> Work required: Check every line below, and copy those that include "Growth".

======== Provided material

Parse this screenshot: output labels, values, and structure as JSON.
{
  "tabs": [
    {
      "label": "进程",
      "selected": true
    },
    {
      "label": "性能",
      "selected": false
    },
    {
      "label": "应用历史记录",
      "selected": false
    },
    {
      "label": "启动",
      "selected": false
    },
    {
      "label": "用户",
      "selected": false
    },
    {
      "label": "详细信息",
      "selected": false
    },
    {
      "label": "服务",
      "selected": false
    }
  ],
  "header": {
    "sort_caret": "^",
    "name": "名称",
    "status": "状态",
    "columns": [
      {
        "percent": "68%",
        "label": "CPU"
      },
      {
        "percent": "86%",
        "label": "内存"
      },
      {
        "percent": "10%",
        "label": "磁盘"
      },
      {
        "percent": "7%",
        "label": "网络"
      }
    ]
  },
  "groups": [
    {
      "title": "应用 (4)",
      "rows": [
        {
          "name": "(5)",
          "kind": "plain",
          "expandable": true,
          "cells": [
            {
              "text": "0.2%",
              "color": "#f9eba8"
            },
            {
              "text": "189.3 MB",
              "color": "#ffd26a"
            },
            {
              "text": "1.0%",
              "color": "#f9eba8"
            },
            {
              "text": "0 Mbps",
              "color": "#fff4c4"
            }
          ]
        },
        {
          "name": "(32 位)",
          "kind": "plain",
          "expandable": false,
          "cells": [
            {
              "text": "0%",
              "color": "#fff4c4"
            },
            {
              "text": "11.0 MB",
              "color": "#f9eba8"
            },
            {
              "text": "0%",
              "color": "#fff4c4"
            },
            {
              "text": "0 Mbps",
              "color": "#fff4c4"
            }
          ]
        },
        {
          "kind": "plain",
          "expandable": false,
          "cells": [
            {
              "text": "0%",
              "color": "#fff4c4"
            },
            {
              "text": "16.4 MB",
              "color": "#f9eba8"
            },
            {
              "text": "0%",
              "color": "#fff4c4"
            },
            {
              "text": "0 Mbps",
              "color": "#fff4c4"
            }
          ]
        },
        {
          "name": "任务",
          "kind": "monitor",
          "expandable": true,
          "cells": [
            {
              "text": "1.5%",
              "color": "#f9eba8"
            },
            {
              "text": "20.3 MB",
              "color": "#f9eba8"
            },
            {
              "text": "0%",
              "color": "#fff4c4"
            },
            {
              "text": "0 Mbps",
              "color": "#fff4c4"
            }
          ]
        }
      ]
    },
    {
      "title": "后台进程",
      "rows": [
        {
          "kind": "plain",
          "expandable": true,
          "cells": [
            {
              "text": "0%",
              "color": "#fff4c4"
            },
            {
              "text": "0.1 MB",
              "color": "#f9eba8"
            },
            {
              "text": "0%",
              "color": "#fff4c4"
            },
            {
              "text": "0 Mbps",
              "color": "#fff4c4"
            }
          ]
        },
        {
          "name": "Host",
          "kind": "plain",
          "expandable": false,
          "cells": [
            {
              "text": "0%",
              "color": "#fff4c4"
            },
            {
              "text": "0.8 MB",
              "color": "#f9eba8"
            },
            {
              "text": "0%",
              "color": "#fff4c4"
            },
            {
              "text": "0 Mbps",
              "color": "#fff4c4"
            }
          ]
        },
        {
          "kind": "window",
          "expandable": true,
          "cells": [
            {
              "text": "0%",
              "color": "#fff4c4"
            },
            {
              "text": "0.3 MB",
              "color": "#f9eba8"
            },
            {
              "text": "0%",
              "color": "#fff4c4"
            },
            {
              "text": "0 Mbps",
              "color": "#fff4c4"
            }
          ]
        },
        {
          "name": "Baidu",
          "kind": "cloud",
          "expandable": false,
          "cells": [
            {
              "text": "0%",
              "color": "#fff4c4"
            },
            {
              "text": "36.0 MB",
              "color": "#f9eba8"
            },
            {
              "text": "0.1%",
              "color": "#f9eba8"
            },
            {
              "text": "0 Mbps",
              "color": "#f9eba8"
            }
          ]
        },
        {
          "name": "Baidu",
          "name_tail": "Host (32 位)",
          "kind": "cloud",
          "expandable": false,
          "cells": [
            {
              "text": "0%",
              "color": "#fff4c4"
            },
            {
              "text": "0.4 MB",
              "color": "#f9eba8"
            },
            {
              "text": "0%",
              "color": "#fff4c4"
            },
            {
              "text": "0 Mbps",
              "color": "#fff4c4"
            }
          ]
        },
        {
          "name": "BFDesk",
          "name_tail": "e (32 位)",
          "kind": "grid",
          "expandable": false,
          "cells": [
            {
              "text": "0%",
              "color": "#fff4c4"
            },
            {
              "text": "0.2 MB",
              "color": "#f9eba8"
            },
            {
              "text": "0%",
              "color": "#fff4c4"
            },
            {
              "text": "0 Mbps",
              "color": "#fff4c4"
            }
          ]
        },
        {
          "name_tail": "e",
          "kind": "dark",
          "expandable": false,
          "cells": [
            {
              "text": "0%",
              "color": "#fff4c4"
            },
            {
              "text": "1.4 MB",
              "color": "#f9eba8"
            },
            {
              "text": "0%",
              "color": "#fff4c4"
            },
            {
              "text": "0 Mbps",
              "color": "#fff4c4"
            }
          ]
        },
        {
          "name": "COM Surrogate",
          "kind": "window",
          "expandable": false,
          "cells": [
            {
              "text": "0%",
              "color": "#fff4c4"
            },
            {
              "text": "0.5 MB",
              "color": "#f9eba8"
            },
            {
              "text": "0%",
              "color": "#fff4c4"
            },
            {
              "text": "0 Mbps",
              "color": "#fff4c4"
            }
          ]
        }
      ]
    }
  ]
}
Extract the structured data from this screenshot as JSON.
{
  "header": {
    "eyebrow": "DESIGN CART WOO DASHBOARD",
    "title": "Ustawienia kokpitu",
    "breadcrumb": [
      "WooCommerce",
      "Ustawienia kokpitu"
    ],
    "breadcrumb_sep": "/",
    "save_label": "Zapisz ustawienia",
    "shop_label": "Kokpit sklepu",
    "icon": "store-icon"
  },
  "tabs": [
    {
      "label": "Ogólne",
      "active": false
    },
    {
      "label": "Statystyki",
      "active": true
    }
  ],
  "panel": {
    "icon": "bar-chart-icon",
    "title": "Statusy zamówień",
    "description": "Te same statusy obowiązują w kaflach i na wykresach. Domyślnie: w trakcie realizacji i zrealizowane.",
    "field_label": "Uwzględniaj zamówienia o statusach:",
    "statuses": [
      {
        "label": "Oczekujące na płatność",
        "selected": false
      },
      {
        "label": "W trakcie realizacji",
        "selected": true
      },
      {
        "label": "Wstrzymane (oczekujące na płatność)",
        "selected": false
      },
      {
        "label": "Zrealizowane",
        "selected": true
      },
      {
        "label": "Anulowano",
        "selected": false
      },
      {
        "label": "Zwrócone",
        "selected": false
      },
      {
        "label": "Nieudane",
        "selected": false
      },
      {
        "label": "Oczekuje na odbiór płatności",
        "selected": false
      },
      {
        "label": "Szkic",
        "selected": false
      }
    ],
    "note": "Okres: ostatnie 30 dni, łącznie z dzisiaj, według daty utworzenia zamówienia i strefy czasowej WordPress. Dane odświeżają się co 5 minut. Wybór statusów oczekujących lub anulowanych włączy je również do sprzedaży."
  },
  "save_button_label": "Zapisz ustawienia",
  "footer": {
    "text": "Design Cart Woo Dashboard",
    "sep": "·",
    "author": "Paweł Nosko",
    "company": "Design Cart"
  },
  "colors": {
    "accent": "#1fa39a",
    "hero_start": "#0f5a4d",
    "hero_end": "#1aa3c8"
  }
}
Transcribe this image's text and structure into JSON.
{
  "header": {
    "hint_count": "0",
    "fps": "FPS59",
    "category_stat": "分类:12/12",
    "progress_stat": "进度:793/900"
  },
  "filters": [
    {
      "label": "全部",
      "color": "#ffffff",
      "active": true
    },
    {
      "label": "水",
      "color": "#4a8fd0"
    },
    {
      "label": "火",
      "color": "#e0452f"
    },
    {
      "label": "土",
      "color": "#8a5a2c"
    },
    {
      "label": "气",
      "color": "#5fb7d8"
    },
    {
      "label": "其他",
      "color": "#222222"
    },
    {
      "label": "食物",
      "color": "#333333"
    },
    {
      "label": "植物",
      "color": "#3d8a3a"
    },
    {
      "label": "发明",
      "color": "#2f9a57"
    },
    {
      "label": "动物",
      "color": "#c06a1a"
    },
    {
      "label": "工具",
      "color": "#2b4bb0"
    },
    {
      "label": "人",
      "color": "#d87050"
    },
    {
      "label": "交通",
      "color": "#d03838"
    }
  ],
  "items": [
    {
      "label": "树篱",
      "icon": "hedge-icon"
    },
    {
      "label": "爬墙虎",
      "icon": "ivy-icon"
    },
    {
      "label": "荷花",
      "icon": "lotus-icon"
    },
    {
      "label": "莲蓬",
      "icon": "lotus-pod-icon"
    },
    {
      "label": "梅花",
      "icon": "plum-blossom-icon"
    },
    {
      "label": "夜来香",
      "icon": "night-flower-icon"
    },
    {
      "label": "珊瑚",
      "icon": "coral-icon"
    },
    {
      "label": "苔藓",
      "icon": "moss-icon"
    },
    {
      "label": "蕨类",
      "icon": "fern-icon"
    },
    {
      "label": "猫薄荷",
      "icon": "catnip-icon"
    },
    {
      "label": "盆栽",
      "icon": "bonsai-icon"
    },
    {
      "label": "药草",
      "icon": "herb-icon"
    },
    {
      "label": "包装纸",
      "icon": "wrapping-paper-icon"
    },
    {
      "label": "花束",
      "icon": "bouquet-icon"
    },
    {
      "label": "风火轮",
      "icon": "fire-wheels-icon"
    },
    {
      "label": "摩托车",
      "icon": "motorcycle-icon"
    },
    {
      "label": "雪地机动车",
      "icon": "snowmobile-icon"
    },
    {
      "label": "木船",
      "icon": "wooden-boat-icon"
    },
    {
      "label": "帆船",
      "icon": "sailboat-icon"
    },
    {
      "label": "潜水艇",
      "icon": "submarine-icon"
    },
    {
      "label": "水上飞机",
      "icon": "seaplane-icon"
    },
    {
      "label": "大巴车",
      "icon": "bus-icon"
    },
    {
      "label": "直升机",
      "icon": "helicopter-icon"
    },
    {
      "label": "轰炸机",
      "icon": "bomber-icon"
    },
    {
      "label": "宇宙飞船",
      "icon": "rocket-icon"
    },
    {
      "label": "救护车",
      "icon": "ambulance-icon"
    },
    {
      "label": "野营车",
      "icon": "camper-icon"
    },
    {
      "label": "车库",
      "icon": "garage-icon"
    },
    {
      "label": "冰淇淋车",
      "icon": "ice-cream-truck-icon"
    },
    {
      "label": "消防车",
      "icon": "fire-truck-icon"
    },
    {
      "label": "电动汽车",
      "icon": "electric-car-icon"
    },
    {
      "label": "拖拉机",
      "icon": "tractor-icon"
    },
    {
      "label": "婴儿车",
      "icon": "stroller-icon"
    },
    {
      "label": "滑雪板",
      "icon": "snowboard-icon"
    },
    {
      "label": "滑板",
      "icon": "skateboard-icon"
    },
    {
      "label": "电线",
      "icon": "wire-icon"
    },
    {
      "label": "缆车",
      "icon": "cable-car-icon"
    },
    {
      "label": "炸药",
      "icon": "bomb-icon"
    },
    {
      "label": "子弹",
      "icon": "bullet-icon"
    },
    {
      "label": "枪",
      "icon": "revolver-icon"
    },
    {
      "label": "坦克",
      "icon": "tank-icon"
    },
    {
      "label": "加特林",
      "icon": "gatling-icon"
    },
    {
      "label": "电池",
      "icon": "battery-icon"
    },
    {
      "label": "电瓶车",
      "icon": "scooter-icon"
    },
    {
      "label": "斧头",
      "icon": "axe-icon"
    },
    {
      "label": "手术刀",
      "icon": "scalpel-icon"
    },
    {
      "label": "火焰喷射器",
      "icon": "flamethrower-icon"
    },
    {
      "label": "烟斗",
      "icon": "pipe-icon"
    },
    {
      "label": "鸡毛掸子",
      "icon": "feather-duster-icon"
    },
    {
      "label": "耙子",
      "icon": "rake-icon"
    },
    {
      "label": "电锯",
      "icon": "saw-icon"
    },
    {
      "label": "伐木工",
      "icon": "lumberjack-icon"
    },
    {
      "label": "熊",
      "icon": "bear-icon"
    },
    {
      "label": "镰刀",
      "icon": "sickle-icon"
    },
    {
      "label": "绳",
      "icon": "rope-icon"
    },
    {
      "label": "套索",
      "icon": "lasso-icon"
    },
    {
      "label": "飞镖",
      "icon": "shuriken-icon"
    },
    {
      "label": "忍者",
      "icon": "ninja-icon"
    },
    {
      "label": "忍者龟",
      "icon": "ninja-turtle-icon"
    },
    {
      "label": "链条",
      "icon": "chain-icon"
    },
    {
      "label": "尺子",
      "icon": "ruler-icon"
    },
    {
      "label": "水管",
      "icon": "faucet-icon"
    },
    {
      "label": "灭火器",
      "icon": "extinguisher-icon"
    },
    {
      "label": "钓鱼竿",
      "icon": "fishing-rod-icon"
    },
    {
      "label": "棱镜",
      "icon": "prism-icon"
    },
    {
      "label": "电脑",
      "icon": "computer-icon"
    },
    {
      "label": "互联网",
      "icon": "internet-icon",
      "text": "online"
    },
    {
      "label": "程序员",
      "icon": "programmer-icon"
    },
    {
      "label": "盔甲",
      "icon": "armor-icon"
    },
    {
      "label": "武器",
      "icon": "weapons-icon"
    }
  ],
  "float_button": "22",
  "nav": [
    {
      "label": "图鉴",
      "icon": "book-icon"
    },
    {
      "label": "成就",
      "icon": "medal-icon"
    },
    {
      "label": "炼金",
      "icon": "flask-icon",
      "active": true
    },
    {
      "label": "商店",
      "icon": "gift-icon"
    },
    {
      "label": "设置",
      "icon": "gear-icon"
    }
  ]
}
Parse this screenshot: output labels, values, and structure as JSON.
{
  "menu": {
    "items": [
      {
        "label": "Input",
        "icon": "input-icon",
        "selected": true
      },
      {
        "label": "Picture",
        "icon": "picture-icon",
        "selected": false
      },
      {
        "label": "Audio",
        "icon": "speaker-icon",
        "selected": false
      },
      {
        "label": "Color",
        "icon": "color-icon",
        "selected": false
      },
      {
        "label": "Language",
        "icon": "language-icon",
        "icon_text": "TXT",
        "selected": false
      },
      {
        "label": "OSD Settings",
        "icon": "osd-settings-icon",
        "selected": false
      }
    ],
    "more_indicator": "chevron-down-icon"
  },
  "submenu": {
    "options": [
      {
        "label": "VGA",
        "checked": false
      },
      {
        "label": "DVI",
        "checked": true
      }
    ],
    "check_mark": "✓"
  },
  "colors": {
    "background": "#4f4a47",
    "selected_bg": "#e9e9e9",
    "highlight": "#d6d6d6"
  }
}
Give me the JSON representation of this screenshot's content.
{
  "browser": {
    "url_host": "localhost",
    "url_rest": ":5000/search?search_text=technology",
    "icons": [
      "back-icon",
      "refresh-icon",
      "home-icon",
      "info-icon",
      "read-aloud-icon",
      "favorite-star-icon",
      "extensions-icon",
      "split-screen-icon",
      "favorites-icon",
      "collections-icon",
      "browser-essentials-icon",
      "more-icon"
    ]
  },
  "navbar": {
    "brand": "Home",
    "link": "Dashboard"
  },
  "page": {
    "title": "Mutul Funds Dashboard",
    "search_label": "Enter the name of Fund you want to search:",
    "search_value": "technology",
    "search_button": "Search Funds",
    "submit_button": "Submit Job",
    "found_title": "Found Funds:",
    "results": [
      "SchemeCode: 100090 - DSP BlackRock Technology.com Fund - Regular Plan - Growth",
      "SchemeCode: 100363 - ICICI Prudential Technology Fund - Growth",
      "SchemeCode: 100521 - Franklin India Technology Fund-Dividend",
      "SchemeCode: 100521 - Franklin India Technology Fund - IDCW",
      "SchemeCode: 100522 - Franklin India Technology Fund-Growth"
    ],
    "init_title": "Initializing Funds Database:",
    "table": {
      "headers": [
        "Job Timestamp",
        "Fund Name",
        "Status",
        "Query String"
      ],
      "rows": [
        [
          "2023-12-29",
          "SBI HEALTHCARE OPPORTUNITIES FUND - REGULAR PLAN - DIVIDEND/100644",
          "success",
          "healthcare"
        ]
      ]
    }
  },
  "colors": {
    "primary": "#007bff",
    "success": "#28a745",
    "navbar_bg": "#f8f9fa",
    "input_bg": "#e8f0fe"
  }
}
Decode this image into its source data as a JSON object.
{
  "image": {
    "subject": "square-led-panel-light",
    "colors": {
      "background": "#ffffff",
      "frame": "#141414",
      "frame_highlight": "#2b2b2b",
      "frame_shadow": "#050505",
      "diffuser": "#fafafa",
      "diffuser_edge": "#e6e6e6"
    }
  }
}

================

> Problem solution:
      "SchemeCode: 100090 - DSP BlackRock Technology.com Fund - Regular Plan - Growth",
      "SchemeCode: 100363 - ICICI Prudential Technology Fund - Growth",
      "SchemeCode: 100522 - Franklin India Technology Fund-Growth"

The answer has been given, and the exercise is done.